2 large egg yolks, room temperature
1/2 teaspoon sea salt
1 C extra virgin olive oil

Sea salt

Mash the garlic and salt together with a pestle in a warm mortar, forming a smooth paste.

Add the egg yolks and stir to thoroughly blend the garlic and yolks. Continue stirring and gradually add a few drops of the oil. Whisk until the ingredients are thoroughly incorporated. As soon as the mixture begins to thicken, while whisking vigorously, add the remaining oil in a slow, steady, thin stream.

Taste for seasoning, transfer to bowl and refrigerate.

Aïoli II
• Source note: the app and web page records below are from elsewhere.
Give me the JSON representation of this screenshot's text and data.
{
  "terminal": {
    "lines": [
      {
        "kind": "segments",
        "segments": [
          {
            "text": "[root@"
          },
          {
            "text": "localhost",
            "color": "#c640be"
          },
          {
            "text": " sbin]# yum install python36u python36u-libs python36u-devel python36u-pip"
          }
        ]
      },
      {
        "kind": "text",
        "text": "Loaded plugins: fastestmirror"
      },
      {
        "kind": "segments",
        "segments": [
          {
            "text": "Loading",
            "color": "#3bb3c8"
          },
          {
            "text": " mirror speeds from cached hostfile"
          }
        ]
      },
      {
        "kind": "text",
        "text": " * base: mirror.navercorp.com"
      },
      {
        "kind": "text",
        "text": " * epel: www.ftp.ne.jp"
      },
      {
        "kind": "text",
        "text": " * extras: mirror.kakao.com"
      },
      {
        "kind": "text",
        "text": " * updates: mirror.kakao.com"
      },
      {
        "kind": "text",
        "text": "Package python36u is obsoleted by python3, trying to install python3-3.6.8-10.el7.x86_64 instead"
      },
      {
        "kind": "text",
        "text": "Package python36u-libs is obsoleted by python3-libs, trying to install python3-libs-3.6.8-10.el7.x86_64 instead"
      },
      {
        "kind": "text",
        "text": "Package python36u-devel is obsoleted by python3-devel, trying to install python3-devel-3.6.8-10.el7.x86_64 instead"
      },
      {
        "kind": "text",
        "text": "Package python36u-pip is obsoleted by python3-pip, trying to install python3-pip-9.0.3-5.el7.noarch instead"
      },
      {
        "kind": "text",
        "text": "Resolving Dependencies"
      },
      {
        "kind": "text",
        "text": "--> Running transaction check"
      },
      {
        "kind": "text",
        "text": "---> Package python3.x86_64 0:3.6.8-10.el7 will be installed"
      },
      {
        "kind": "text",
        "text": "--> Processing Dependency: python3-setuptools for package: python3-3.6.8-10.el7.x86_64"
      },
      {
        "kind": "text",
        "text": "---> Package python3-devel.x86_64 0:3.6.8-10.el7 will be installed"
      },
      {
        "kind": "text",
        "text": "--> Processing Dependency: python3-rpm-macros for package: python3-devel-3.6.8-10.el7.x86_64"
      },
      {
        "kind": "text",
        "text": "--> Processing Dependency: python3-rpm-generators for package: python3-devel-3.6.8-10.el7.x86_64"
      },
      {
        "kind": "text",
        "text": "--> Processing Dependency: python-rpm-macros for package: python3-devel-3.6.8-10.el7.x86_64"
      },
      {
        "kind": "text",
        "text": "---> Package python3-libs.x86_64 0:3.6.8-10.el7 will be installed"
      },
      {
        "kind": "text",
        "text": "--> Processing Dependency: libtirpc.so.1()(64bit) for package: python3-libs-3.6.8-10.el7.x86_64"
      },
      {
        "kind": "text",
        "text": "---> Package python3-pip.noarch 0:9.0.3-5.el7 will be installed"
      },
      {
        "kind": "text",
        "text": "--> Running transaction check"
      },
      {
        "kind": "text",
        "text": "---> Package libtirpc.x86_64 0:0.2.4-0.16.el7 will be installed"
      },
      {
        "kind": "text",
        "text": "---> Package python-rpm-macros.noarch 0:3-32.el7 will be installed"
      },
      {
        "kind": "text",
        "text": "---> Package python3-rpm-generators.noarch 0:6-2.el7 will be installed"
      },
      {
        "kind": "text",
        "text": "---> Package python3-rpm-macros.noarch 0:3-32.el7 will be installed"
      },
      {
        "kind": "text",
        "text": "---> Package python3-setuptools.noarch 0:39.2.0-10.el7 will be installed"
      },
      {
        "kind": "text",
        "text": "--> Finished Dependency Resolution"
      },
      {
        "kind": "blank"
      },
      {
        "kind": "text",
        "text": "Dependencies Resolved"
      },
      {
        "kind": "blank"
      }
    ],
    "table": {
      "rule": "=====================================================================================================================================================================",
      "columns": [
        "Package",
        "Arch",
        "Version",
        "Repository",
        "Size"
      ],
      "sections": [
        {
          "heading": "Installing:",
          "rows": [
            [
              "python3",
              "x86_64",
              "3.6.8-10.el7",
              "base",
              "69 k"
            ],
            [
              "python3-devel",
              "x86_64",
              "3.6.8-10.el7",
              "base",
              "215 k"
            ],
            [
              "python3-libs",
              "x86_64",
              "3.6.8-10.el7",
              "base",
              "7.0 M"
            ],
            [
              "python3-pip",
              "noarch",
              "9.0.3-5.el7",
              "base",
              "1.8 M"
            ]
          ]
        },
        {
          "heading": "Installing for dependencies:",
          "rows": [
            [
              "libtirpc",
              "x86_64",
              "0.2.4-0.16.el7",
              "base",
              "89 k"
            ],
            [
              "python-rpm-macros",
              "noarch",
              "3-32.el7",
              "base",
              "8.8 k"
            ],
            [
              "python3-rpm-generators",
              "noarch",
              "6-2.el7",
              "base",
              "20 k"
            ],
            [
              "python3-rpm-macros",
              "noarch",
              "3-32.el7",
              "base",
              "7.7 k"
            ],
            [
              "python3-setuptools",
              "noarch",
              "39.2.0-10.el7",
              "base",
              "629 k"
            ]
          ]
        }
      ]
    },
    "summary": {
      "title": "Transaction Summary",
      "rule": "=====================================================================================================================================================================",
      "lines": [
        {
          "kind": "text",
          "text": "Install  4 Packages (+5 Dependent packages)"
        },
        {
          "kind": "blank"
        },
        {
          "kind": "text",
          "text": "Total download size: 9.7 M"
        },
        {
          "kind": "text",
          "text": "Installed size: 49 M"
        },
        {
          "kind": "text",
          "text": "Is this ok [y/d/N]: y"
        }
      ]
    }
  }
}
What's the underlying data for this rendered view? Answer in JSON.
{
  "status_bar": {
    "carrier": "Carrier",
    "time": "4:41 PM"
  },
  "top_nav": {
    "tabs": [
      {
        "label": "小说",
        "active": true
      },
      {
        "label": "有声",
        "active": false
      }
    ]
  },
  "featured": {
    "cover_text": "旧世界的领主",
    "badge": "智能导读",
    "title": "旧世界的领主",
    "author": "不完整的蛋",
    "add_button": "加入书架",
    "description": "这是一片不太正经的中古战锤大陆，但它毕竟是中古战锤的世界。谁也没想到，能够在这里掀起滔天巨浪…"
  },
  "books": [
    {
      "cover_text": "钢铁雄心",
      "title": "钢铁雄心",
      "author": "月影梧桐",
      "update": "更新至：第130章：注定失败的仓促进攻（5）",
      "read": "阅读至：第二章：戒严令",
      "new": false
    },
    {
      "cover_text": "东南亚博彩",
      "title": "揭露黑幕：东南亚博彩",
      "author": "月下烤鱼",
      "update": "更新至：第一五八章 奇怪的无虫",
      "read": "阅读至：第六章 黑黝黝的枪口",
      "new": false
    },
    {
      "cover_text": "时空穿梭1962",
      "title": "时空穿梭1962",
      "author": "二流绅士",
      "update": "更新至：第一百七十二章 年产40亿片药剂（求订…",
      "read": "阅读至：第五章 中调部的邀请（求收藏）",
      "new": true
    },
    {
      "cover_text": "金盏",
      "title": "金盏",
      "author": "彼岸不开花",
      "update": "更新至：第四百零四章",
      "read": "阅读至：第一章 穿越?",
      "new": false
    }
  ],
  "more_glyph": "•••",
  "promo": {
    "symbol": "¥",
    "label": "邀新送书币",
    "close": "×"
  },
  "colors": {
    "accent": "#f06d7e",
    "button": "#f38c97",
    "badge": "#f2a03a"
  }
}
2 large egg yolks, room temperature
4 plump, fresh garlic cloves, minced then smashed to a paste with a pinch of sea salt
1 tsp fresh lemon juice
1 T Dijon mustard
¼ teaspoon cayenne pepper
1 C canola oil
½ C extra virgin olive oil
3 tablespoons heavy cream (or to desired consistency)
Sea salt to taste

A silkier version. Drop the egg yolks in a mixing bowl, then whisk in the garlic, lemon juice, mustard and cayenne. Slowly, gradually whisk in the combined canola and olive oils, first drop by drop and then in a slow, steady, thin stream. When the oils are incorporated, whisk in the cream.

Season with salt, cover and refrigerate.

Aïoli III

2 plump, fresh garlic cloves, peeled and chopped
1 T fresh lemon juice
3 T Dijon mustard
2 large eggs, room temperature

2 C extra virgin olive oil
Sea salt and freshly ground black pepper

Combine the garlic, lemon juice, mustard and egg in a blender and blend until smooth, between 1 to 2 minutes. With the blender still running, slowly pour in the olive oil in a slow, steady thin stream until the sauce begins to thicken. Take care not to add too much oil in the beginning as the aïoli will not emulsify. The aïoli should be the consistency of a smooth, creamy mayonnaise.

Season with salt and pepper, cover and refrigerate.


For a spicy variation on each of the recipes above, just before you slowly pour in the olive oil in a slow, steady, thin stream, add:

1/2 t saffron threads
1/2 t cayenne pepper
1 t tomato paste

Then complete the remainder of the recipe.